== Requirement ==
How many separate lines in this material contain the string "dirb"? Respond with the number alone.

== Source information ==

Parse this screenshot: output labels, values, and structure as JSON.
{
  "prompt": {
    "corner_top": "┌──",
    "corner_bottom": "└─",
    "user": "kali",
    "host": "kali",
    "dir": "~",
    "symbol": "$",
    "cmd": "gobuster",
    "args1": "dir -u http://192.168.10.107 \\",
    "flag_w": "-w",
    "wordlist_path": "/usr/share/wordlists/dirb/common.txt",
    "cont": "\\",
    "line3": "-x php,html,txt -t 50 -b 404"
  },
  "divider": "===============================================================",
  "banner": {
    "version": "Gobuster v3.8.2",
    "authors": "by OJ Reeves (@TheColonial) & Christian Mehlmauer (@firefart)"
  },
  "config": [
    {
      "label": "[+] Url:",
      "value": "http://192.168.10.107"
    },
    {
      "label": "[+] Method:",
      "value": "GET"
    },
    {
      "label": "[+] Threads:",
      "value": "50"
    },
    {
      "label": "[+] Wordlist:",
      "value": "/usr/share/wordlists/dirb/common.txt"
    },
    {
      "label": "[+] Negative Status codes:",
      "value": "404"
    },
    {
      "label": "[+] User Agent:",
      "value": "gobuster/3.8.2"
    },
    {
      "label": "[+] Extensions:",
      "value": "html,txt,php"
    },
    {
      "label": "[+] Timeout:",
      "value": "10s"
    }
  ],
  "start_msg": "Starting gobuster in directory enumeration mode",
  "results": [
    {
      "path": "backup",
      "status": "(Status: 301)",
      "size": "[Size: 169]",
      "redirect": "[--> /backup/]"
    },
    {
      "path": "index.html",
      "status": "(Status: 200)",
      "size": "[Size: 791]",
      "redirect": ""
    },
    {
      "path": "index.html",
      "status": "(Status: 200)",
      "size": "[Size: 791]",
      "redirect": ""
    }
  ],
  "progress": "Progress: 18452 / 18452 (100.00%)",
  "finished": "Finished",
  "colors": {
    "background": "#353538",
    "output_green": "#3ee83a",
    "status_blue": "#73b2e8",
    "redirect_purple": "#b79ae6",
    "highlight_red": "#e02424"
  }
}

== Response to this task ==
2